THE CUCUMBER SALAD SECRET
Having failed to extract the recipe for the Red Chamber's famous Tiger Tiger salad, Sunday Times Food Editor Hilary Biller tries to recreate it. But what does Chen think of the result?
"I'll give you the recipe but then I'll have to kill you," said Chen with a big smile when I asked for her cucumber salad recipe on behalf of a reader a couple of years ago.
It is the most delicious salad. Ask any Red Chamber regular and the cucumber salad is bound to feature high up on their list of favourites. But getting the recipe is akin to unravelling the Da Vinci code. So simple, but what's the secret?
With the restaurant celebrating its 30th anniversary, it was time to find out and so we decided for fun that I would make what I thought was Red Chamber's version and put it to Chen for the ultimate test, the taste test.
"Every household makes it in a different way," she said politely, deftly picking up a couple of cucumber cubes with her chopsticks. I watched anxiously as she chewed, her expression not giving away a thing.
"Both salads are delicious," she said, referring to the Red Chamber original, gleaming nuggets of cold cucumber with just the right amount of chilli and garlic, and mine, which to my eye was looking a little on the pale side. The dressing had puddled at the bottom of the salad and the sprinkling of toasted sesame seeds was way too generous.

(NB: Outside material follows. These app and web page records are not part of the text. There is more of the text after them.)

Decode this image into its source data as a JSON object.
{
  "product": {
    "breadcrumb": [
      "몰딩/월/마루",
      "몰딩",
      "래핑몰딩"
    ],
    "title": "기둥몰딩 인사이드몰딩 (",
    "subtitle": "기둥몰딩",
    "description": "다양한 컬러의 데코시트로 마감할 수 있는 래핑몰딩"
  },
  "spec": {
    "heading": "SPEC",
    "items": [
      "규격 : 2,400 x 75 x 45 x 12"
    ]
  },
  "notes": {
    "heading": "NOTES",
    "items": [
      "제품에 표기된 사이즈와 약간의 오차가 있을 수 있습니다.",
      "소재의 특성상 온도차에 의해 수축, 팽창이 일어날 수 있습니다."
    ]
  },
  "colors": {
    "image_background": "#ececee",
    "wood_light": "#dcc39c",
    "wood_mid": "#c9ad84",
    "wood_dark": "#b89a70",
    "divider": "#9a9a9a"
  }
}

My turn to sample. No surprise, Red Chamber's cucumber salad was as delicious as ever and mine was the poor relative. But that didn't stop Chen bringing out the big guns, the father of the cucumber salad, the Tiger Tiger, a delicious mound of grated cucumber with the skin on and a good helping of chilli and garlic. Yum.
As generous as ever, Chen shared a few clues to the perfect cucumber salad.
"Choose young cucumbers with a narrow waist," she said. The skin should be covered in lots of little bumps and preferably still have the flower attached, "which means it was picked that morning."
The cucumber, she said, should be taken from the fridge, sliced just before serving ice cold. And no rice vinegar!
HILARY BILLER’S ORIENTAL CUCUMBER SALAD RECIPE
1 large cucumber
15ml (1 tbsp) rice wine vinegar
15ml (1 tbsp) sesame oil
1 dried red chilli, de-seeded and finely sliced or 5ml (1 tsp) dried chilli flakes
5ml (1 tsp) sesame seeds, lightly toasted
- Peel the cucumber using a vegetable peeler. With a sharp knife cut the cucumber in half lengthways then, using a teaspoon, remove the seeds and discard. Cut the cucumber in half again and cut into even-sized blocks.
- Place in a colander and sprinkle with salt and leave for 10 minutes.
- Make the dressing by combining the vinegar, sesame oil and chilli. Mix well and add a pinch of salt.
- Rinse the cucumber and place in a clean tea towel and squeeze out excess moisture.
- Place the cucumber in a serving dish. Just before serving, pour over the dressing, toss through and serve sprinkled with sesame seeds.